◆ **Assignment**: Make an exact copy of the entries below, with all images left out.

*** Data to use Section Begins ***

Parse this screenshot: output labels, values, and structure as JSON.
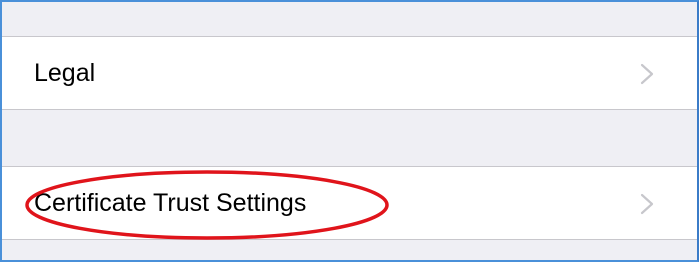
{
  "settings": {
    "rows": [
      {
        "label": "Legal",
        "accessory_icon": "chevron-right-icon"
      },
      {
        "label": "Certificate Trust Settings",
        "accessory_icon": "chevron-right-icon"
      }
    ]
  },
  "colors": {
    "group_background": "#efeff4",
    "cell_background": "#ffffff",
    "separator": "#c8c7cc",
    "chevron": "#c7c7cc",
    "annotation_ring": "#e0141b",
    "frame_border": "#4a90d9"
  }
}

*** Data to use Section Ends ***

◆ **Your solution**:
Parse this screenshot: output labels, values, and structure as JSON.
{
  "settings": {
    "rows": [
      {
        "label": "Legal",
        "accessory_icon": "chevron-right-icon"
      },
      {
        "label": "Certificate Trust Settings",
        "accessory_icon": "chevron-right-icon"
      }
    ]
  },
  "colors": {
    "group_background": "#efeff4",
    "cell_background": "#ffffff",
    "separator": "#c8c7cc",
    "chevron": "#c7c7cc",
    "annotation_ring": "#e0141b",
    "frame_border": "#4a90d9"
  }
}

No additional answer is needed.